This book features a wide range of diverse characters. The main character is Pip. She is a strong lead who has a love for crime solving and journalism. For her senior capstone project, she has decided to solve a murder. A murder that happened five years ago and left her small-town reeling. The murder of Andie Bell. I will not get into all of the characters within this because I would have to break out the red string myself. What I will say is that everyone was well developed and served a purpose.

One thing I really loved about this book was the format that it was written in. It alternates between chapters and “files” or “ forensic notes” as I liked to call them. This included Pip’s notes, interview transcripts, maps, journal entries, and more. It really added a fun aspect to the read. The pacing was fantastic. It started off strong and never fizzled out. This book reminded me of all my favorite detectives. It was the perfect mix of Harriet the Spy, Veronica Mars, and Nancy Drew. There were so many red herrings. Everyone was a suspect in my eyes. “ A Good Girl’s Guide to Murder” was as addictive as it was fun. I cannot wait to read the sequel as well as the other upcoming books in this series. I could definitely see this adapted into a Netflix series or something along those lines.

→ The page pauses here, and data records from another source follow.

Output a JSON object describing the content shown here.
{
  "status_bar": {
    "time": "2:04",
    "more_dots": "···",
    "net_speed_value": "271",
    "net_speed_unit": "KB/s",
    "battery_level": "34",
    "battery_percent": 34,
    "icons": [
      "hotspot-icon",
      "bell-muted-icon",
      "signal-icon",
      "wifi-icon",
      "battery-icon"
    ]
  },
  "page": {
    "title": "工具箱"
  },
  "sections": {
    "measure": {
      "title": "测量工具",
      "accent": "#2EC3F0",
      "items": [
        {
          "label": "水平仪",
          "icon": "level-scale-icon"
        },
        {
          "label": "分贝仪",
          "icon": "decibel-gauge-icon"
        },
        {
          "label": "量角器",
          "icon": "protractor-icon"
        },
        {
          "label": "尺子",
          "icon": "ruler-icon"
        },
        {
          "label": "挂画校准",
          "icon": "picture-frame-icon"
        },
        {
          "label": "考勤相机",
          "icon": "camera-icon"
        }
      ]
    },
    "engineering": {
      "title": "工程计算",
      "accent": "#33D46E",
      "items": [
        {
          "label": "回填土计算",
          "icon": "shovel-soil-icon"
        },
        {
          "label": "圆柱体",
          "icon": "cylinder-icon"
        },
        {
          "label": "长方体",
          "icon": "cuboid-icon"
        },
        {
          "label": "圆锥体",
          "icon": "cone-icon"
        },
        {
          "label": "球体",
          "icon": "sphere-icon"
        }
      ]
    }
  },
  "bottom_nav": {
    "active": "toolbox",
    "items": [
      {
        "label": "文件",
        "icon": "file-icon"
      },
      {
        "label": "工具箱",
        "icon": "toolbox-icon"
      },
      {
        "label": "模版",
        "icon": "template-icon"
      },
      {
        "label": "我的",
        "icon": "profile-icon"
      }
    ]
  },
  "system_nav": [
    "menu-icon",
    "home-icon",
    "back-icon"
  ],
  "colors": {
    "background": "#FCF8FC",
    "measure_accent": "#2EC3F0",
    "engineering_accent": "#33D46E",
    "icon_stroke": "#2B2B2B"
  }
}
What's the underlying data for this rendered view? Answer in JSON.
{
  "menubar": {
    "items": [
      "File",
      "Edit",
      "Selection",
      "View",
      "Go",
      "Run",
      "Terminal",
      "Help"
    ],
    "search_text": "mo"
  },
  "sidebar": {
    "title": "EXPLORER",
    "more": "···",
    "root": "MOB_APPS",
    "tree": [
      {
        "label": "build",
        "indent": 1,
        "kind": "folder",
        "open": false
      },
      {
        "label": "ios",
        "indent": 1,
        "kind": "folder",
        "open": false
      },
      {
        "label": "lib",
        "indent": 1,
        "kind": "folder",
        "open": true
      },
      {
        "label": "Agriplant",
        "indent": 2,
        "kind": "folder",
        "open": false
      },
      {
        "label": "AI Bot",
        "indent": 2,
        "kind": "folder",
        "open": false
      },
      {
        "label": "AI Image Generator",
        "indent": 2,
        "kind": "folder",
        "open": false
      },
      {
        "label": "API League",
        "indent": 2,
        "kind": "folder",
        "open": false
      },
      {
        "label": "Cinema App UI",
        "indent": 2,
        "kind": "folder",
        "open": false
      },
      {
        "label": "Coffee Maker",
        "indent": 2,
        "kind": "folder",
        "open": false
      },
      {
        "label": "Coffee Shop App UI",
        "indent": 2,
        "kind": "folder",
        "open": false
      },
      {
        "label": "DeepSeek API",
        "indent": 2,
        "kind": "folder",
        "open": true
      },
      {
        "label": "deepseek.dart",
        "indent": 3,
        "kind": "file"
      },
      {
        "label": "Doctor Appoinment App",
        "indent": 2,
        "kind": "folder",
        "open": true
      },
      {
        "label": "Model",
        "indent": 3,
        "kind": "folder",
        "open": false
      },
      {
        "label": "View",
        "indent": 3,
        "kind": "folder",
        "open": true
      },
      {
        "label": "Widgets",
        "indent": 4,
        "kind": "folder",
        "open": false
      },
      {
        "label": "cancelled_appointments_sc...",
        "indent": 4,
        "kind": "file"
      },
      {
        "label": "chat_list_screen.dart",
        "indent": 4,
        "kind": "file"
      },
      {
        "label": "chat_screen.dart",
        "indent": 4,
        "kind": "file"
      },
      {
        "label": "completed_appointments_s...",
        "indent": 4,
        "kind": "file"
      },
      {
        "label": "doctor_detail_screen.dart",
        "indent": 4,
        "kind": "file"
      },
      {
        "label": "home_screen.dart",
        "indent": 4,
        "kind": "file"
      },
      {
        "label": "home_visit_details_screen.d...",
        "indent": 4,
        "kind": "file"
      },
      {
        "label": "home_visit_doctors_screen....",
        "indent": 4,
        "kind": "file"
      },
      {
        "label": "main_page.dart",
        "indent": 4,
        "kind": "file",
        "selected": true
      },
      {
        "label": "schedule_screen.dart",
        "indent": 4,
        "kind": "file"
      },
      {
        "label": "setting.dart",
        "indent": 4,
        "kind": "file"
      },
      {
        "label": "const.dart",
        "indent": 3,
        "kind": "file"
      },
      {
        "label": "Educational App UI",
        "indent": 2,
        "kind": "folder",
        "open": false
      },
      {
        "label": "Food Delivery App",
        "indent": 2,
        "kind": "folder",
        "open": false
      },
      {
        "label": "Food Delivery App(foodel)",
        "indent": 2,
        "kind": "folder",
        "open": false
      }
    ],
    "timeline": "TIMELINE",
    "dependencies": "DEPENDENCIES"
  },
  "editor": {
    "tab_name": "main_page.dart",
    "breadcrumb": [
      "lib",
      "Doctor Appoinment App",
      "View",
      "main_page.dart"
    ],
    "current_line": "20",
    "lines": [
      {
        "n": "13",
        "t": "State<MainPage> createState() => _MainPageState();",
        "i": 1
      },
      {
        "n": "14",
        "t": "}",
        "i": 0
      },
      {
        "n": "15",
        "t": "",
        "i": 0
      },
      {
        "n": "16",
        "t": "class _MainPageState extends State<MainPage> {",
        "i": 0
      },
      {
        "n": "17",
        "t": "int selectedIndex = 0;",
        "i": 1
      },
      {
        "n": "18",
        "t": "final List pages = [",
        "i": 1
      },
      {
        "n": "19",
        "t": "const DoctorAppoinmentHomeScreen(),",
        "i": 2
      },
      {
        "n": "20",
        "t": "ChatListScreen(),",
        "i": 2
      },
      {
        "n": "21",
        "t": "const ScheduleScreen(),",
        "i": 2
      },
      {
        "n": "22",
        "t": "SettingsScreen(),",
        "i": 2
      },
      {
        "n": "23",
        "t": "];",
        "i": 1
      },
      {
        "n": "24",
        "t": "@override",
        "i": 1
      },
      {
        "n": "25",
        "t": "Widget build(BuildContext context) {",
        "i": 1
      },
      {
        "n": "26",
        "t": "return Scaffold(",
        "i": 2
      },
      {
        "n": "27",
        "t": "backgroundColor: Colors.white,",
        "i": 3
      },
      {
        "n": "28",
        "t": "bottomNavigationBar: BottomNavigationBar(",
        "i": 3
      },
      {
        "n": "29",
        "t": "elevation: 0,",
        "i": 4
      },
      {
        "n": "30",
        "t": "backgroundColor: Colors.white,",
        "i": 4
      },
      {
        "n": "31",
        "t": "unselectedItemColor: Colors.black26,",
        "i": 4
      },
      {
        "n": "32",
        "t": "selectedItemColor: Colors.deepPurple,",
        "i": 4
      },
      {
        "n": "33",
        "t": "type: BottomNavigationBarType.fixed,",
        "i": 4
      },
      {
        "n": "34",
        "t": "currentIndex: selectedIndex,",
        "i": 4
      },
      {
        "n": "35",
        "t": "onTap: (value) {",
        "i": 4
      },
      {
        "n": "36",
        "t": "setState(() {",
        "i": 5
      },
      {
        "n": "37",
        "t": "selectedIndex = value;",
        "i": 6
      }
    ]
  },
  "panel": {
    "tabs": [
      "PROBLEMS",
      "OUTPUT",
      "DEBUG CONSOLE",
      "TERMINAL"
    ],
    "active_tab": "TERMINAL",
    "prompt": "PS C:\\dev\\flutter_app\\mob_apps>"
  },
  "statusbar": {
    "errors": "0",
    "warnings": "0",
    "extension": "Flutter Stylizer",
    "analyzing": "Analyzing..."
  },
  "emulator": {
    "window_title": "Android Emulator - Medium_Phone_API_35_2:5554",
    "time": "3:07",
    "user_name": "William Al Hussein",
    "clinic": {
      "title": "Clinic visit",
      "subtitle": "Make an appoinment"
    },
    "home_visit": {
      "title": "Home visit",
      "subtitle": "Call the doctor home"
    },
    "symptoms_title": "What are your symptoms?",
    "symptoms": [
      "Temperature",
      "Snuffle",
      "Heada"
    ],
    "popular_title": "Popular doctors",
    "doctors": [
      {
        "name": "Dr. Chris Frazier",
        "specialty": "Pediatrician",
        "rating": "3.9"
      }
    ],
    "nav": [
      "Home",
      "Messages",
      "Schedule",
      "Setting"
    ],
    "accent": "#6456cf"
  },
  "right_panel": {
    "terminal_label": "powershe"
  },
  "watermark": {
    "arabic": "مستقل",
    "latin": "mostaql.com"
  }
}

Trigger warnings: violence, death, death of a pet, drugging, talk of sexual assault, kidnapping

Is “A Good Girl’s Guide to Murder” on your TBR? Have you read it?